How to Freeze or Dry Herbs
Techniques for preserving the flavors of the herb garden
Fresh herbs add pizzazz to any meal. You can enjoy your garden-fresh herbs all year with one of several easy techniques. Whatever method you choose, be sure to harvest herbs after the flower buds appear but before they open. That way, you'll be sure to get the highest concentration of essential oils. Early morning is the best time to pick your herbs, after the morning dew has evaporated but before the sun gets too hot.
Freezing preserves essential oils, and it's the oils that give herbs their flavor. Freezing herbs is easy. There's no need to blanch them; just rinse, remove the leaves from the stems and let them dry on a flat tray.
You can then put a bunch of these leaves together in a bag and freeze them. You'll end up with a clump of herbs that you can cut up and add to sauces, soups, etc.
Or you can freeze the leaves individually first on a flat tray (like a cookie sheet) and then place them in a plastic bag; when you open the bag later, you can pick out as many individual leaves as you like.
Another great method is to blend the herbs with oil to make a paste, which you can then freeze in a plastic container, bag or in ice cube trays. You can freeze just one kind of herb, such as basil, or make your own blend, such as oregano, thyme, parsley and sage.
Herbs for Freezing
- Basil (retains flavor, but discolors)
- Lemon balm
- Lemon verbena
- Sweet cicely
- Sweet marjoram
Some herbs, such as oregano, sage and thyme, can be air-dried. Just hang small bunches in a well-ventilated room, away from light. When leaves are dry, remove them from their stems and store in an airtight jar.
Unless you live in a very arid climate, herbs such as basil and parsley, which have thick, succulent leaves, are better dried in a dehydrator. Once dry, store them in an airtight container.
Herbs for Drying
- Scented geraniums
The Kitchen Herb Garden is one of the plans in our free Kitchen Garden Planner.

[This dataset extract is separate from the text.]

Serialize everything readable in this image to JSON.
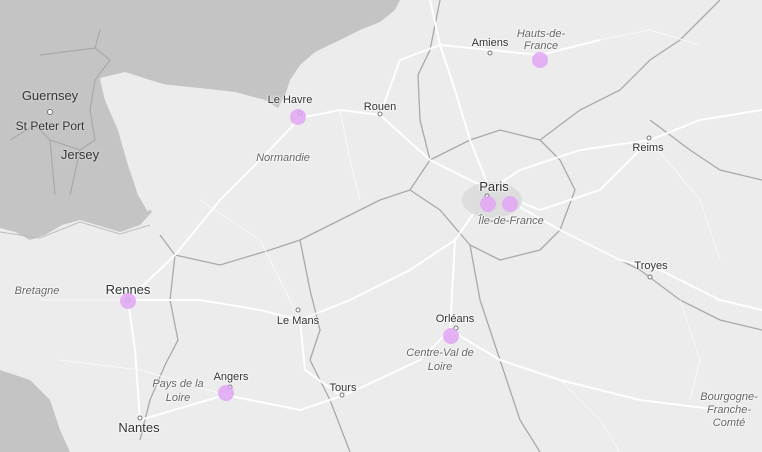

Plant a garden of flavorful herbs for making pesto, pickles and salsa and to enhance soups, sauces and salads. Includes both annuals and perennials.
Print this Article:
People who read this article often purchase
Get the Dirt
Stay up to date on new articles and advice. Please fill out the information below.